## Supplied information
■ ■ ■ ■ ■ ■ ■

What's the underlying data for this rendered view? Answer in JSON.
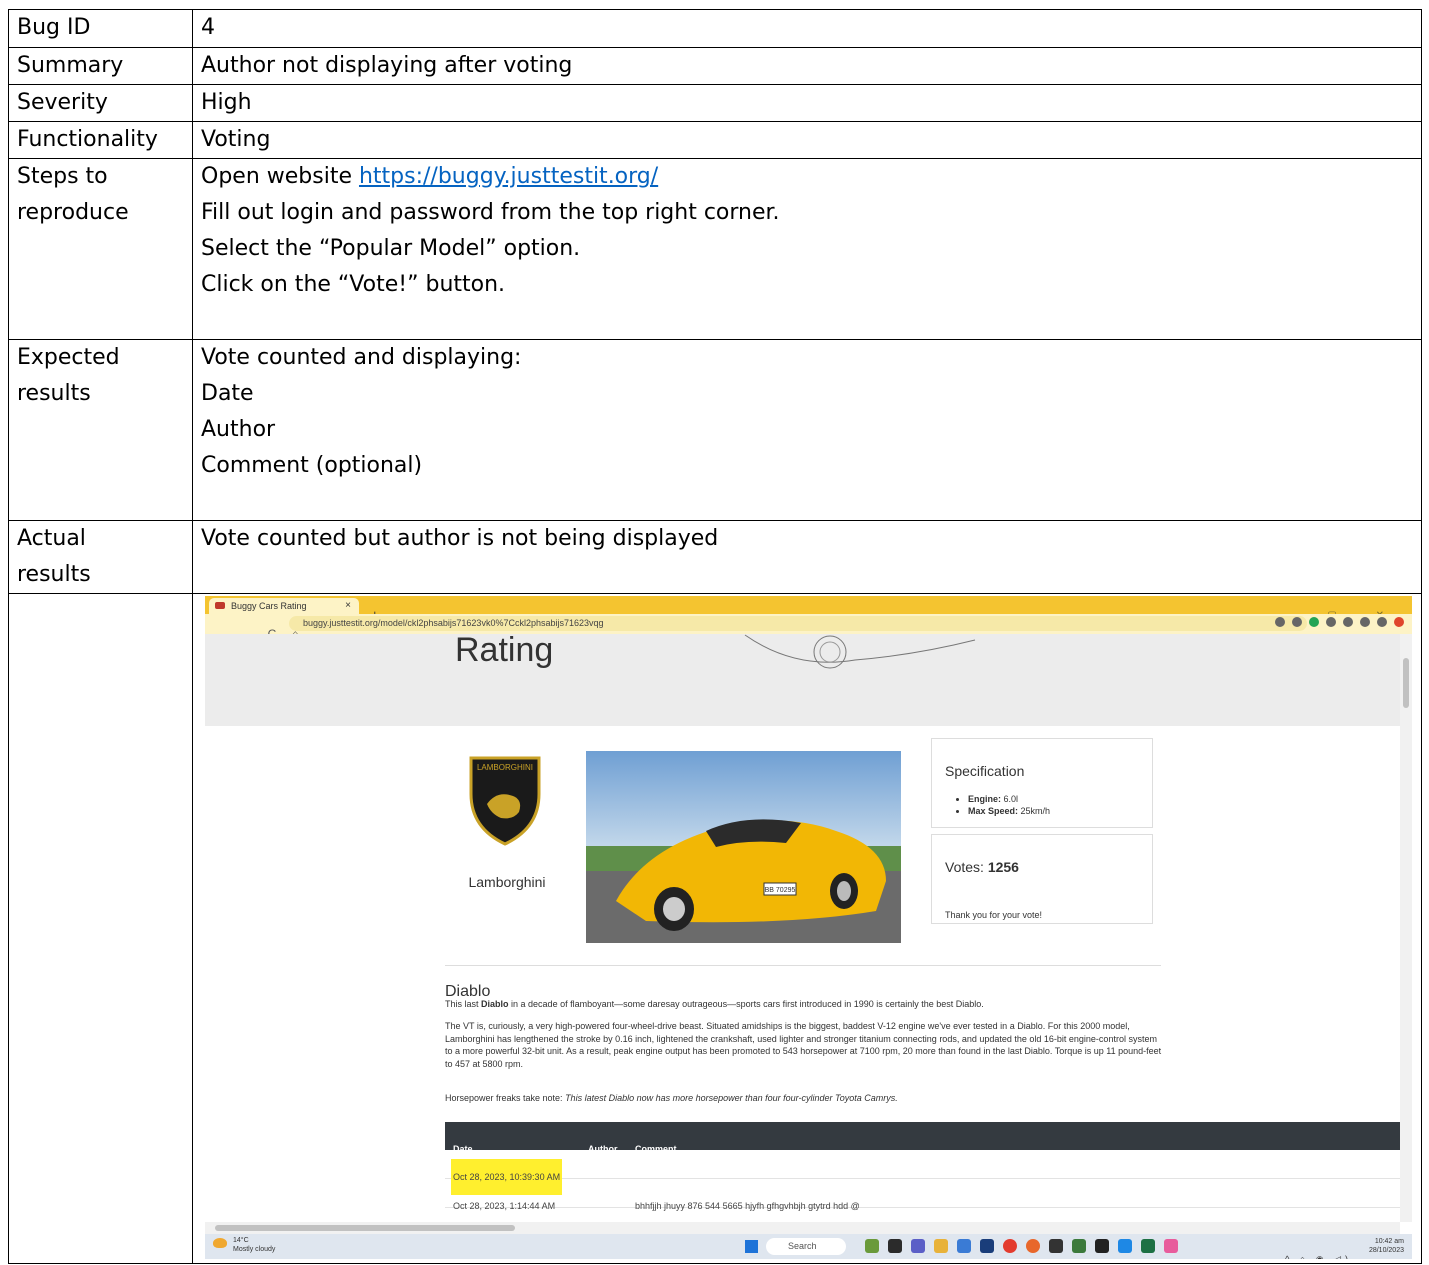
{
  "report": {
    "bug_id": {
      "label": "Bug ID",
      "value": "4"
    },
    "summary": {
      "label": "Summary",
      "value": "Author not displaying after voting"
    },
    "severity": {
      "label": "Severity",
      "value": "High"
    },
    "functionality": {
      "label": "Functionality",
      "value": "Voting"
    },
    "steps": {
      "label_line1": "Steps to",
      "label_line2": "reproduce",
      "step1_text": "Open website ",
      "step1_link": "https://buggy.justtestit.org/",
      "step2": "Fill out login and password from the top right corner.",
      "step3": "Select the “Popular Model” option.",
      "step4": "Click on the “Vote!” button."
    },
    "expected": {
      "label_line1": "Expected",
      "label_line2": "results",
      "line1": "Vote counted and displaying:",
      "line2": "Date",
      "line3": "Author",
      "line4": "Comment (optional)"
    },
    "actual": {
      "label_line1": "Actual",
      "label_line2": "results",
      "value": "Vote counted but author is not being displayed"
    }
  },
  "screenshot": {
    "tab_title": "Buggy Cars Rating",
    "tab_close": "×",
    "new_tab": "+",
    "window_controls": "⌄ – ▢ ✕",
    "nav_buttons": "← → C ⌂",
    "url": "buggy.justtestit.org/model/ckl2phsabijs71623vk0%7Cckl2phsabijs71623vqg",
    "banner_title": "Rating",
    "brand_name": "Lamborghini",
    "brand_logo_text": "LAMBORGHINI",
    "spec_title": "Specification",
    "spec_engine_label": "Engine:",
    "spec_engine_value": "6.0l",
    "spec_speed_label": "Max Speed:",
    "spec_speed_value": "25km/h",
    "votes_label": "Votes:",
    "votes_count": "1256",
    "vote_thanks": "Thank you for your vote!",
    "plate_text": "BB 70295",
    "model_name": "Diablo",
    "para1_a": "This last ",
    "para1_b": "Diablo",
    "para1_c": " in a decade of flamboyant—some daresay outrageous—sports cars first introduced in 1990 is certainly the best Diablo.",
    "para2": "The VT is, curiously, a very high-powered four-wheel-drive beast. Situated amidships is the biggest, baddest V-12 engine we've ever tested in a Diablo. For this 2000 model, Lamborghini has lengthened the stroke by 0.16 inch, lightened the crankshaft, used lighter and stronger titanium connecting rods, and updated the old 16-bit engine-control system to a more powerful 32-bit unit. As a result, peak engine output has been promoted to 543 horsepower at 7100 rpm, 20 more than found in the last Diablo. Torque is up 11 pound-feet to 457 at 5800 rpm.",
    "para3_a": "Horsepower freaks take note: ",
    "para3_b": "This latest Diablo now has more horsepower than four four-cylinder Toyota Camrys.",
    "table_headers": {
      "date": "Date",
      "author": "Author",
      "comment": "Comment"
    },
    "rows": [
      {
        "date": "Oct 28, 2023, 10:39:30 AM",
        "author": "",
        "comment": ""
      },
      {
        "date": "Oct 28, 2023, 1:14:44 AM",
        "author": "",
        "comment": "bhhfjjh jhuyy 876 544 5665 hjyfh gfhgvhbjh gtytrd hdd @"
      }
    ],
    "taskbar": {
      "temp": "14°C",
      "weather": "Mostly cloudy",
      "search": "Search",
      "time": "10:42 am",
      "date": "28/10/2023",
      "tray": "^ ⌂ ◉ ◁)"
    },
    "colors": {
      "highlight": "#ffef2e",
      "tabbar": "#f4c430",
      "table_header": "#343a40",
      "car": "#f2b705"
    }
  }
}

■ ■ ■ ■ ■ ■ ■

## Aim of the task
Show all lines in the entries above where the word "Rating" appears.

## Task response
    "tab_title": "Buggy Cars Rating",
    "banner_title": "Rating",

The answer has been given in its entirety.